◆ WHAT THE EXERCISE ASKS ◆
Records follow. Pull out every line that contains "selected".

(Data items)
────────────────────

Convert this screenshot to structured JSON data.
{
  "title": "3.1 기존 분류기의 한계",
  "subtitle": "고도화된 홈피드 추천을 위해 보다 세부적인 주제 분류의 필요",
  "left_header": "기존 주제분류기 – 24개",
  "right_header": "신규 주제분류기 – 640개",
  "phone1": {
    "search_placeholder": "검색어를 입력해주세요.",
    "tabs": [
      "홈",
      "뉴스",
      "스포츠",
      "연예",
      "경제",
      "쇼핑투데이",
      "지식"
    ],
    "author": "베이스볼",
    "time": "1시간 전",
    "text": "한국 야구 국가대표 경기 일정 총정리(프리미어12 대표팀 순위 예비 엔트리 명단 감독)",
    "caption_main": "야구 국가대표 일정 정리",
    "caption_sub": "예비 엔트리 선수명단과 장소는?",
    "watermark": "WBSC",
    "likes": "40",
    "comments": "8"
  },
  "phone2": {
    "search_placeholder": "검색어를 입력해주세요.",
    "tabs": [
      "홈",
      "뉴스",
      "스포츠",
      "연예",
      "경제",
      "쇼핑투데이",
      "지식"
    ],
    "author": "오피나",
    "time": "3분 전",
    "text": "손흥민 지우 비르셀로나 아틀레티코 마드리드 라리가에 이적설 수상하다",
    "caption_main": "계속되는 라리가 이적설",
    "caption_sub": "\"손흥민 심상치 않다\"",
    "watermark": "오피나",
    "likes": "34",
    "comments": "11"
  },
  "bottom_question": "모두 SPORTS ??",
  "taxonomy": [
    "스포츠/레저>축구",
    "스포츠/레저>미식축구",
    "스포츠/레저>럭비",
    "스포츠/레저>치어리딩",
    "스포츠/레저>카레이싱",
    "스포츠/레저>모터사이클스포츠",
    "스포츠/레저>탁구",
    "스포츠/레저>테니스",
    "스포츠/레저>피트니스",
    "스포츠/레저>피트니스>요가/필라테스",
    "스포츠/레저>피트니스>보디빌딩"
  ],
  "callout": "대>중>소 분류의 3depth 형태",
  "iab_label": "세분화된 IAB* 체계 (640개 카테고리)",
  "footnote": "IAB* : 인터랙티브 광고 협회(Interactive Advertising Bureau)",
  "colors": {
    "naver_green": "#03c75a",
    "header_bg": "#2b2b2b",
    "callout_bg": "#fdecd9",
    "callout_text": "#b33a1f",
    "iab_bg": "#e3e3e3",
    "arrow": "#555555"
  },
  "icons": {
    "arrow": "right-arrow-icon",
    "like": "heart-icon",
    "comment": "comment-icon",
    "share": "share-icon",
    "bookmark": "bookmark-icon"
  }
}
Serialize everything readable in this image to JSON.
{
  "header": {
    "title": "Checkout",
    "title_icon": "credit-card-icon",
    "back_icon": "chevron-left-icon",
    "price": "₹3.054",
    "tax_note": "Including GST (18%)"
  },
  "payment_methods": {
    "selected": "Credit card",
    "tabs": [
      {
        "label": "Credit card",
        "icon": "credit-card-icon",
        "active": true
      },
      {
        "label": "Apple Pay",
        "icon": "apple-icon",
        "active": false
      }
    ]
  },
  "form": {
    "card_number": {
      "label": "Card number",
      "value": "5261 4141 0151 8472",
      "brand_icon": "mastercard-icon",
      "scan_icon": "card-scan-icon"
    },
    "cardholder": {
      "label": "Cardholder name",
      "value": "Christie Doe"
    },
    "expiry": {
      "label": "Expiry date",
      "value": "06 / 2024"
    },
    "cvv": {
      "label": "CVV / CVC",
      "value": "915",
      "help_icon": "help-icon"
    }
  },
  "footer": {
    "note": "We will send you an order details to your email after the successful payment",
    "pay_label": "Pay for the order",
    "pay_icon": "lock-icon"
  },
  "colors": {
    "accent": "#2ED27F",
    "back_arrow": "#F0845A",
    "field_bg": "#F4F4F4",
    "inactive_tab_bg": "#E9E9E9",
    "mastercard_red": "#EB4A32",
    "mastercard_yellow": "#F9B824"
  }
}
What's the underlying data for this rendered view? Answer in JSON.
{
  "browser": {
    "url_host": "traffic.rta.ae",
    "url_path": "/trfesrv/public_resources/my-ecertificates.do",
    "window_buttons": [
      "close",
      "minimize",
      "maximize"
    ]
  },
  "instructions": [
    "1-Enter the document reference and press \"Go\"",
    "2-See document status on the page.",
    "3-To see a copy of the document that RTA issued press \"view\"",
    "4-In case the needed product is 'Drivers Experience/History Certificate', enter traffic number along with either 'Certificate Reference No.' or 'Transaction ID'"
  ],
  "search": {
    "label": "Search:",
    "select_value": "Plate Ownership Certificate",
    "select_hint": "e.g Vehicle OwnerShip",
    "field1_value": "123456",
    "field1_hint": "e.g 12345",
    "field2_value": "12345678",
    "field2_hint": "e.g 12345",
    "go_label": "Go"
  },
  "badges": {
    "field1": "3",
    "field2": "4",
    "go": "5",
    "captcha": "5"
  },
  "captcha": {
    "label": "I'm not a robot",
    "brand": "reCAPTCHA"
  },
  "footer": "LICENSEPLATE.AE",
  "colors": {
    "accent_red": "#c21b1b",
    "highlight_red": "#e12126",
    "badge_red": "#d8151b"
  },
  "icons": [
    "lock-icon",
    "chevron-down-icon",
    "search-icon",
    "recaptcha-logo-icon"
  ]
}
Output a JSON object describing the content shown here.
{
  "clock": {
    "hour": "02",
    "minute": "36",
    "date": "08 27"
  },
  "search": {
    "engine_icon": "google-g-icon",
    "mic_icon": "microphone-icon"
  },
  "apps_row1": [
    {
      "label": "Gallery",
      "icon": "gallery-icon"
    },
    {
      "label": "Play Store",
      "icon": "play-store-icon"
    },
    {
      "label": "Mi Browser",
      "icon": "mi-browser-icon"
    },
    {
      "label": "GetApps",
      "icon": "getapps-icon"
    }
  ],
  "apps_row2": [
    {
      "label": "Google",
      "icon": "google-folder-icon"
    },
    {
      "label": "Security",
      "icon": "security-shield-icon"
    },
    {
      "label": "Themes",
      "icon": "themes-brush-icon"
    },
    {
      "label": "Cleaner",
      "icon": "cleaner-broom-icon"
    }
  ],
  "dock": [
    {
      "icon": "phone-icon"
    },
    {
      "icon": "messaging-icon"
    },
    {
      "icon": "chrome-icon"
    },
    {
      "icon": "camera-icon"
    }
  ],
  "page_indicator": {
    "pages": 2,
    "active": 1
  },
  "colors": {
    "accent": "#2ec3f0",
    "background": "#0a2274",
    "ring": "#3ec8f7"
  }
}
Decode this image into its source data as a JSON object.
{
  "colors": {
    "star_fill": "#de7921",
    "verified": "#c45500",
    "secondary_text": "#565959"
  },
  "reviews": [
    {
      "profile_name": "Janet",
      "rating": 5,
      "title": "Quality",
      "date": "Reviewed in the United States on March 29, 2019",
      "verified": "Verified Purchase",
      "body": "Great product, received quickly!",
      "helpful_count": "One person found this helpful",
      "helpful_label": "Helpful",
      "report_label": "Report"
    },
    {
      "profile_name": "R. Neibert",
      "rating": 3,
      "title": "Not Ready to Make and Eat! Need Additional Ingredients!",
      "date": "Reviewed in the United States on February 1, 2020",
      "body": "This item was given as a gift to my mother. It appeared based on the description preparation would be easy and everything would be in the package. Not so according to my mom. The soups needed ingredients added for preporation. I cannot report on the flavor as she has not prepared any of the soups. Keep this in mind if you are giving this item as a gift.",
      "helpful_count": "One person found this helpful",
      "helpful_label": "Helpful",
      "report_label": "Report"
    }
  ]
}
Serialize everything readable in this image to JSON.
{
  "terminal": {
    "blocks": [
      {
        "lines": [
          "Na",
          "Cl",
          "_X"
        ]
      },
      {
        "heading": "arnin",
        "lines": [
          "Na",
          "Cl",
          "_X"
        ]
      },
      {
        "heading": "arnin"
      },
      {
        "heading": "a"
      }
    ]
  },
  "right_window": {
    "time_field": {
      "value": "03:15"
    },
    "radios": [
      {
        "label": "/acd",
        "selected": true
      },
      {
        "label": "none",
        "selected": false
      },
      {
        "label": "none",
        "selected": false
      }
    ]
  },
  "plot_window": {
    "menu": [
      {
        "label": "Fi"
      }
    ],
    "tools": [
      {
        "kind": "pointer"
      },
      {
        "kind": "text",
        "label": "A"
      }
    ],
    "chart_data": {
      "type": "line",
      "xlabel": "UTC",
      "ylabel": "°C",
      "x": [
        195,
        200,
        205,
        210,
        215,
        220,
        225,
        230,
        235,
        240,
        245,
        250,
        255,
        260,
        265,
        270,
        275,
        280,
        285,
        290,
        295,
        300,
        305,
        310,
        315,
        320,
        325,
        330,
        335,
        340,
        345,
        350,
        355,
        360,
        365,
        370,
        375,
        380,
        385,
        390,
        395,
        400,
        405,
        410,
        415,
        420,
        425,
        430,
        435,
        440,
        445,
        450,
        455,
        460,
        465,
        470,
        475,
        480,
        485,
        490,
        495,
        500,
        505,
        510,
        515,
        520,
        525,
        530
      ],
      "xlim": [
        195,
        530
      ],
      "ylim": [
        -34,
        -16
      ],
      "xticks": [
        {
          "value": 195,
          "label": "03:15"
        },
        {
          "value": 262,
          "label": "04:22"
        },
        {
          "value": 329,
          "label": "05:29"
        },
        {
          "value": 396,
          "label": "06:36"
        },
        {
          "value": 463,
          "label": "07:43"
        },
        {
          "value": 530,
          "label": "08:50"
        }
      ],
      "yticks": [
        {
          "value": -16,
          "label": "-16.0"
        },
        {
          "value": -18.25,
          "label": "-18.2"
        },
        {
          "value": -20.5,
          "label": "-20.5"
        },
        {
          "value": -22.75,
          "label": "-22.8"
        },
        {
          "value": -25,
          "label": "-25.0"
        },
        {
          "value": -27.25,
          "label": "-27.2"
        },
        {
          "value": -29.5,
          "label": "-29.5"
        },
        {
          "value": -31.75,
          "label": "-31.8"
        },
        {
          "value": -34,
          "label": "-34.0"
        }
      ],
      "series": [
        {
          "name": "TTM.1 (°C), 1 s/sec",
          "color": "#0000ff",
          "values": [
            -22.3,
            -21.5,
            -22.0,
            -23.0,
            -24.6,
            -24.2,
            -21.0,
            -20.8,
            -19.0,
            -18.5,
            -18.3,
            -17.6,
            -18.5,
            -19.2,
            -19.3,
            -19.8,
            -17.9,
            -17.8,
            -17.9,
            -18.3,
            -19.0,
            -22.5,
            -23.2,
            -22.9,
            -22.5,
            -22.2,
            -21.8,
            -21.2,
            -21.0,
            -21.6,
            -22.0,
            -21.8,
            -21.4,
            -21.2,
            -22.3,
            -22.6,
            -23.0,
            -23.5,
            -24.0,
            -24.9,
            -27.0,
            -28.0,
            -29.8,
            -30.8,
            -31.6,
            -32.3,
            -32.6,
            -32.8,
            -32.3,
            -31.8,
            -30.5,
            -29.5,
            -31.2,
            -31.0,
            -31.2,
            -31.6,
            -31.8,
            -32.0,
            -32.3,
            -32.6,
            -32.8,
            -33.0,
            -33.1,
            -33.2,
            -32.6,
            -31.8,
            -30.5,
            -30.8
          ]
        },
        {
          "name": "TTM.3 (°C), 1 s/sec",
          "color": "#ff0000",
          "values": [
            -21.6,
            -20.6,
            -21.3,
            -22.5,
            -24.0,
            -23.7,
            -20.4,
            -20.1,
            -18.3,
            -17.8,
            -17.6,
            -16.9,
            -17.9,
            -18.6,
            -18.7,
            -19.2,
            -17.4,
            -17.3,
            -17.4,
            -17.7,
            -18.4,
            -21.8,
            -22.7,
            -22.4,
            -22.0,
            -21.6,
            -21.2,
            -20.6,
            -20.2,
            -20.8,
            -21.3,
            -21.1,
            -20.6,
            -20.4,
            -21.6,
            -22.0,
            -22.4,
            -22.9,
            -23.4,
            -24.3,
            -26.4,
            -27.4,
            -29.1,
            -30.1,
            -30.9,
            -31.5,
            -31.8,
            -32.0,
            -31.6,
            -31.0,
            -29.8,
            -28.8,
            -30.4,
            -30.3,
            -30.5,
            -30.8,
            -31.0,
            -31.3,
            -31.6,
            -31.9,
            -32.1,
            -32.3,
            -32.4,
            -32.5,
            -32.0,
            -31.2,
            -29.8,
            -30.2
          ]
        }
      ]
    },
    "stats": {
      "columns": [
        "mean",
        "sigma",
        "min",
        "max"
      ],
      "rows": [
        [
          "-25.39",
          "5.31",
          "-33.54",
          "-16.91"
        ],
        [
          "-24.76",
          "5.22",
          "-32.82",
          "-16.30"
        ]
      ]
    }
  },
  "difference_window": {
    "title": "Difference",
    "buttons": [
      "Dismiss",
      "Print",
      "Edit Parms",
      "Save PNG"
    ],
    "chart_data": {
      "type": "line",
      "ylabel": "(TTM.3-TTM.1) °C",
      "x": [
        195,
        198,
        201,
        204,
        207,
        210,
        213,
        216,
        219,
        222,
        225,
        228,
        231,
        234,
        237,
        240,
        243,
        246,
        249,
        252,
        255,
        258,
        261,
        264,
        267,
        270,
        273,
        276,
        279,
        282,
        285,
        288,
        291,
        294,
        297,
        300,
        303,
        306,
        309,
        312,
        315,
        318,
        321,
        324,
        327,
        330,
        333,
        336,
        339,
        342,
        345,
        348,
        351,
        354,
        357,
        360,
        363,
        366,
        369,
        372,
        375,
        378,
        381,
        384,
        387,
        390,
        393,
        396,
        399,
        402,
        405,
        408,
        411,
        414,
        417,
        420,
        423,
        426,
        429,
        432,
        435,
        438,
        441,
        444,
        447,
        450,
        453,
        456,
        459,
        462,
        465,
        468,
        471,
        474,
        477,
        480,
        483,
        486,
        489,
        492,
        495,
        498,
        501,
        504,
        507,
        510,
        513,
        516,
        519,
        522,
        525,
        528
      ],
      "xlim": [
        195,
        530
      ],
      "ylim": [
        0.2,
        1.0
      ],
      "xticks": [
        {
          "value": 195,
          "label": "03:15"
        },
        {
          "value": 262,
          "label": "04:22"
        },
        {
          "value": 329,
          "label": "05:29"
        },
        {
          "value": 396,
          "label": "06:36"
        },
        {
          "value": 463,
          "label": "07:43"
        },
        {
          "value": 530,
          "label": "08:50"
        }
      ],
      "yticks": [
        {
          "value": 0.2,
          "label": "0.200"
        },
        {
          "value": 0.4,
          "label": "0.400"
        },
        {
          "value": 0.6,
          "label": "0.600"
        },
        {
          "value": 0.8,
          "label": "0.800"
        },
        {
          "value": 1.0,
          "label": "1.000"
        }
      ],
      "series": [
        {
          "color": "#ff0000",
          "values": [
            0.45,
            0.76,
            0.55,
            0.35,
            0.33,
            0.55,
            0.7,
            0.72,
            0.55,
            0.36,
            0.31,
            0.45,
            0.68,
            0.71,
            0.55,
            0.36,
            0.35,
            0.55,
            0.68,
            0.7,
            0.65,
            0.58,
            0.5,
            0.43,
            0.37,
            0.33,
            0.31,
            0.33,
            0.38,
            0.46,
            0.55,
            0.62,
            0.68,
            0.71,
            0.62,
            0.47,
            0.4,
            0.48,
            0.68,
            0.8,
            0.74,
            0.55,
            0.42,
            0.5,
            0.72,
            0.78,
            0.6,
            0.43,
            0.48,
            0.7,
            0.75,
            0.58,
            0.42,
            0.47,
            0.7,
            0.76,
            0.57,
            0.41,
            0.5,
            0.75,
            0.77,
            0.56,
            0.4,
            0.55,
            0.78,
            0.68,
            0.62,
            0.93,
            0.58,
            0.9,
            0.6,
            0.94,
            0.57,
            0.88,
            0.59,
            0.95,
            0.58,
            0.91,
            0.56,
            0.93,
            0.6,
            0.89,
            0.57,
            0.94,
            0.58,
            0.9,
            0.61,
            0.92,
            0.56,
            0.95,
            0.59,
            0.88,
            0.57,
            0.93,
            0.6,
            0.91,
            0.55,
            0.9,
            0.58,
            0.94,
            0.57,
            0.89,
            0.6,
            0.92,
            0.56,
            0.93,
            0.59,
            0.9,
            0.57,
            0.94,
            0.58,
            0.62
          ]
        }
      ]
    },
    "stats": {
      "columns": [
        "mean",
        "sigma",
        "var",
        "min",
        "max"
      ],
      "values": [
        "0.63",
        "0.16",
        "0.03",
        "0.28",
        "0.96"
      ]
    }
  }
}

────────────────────

◆ SOLVED PROBLEM ◆
    "selected": "Credit card",
        "selected": true
        "selected": false
        "selected": false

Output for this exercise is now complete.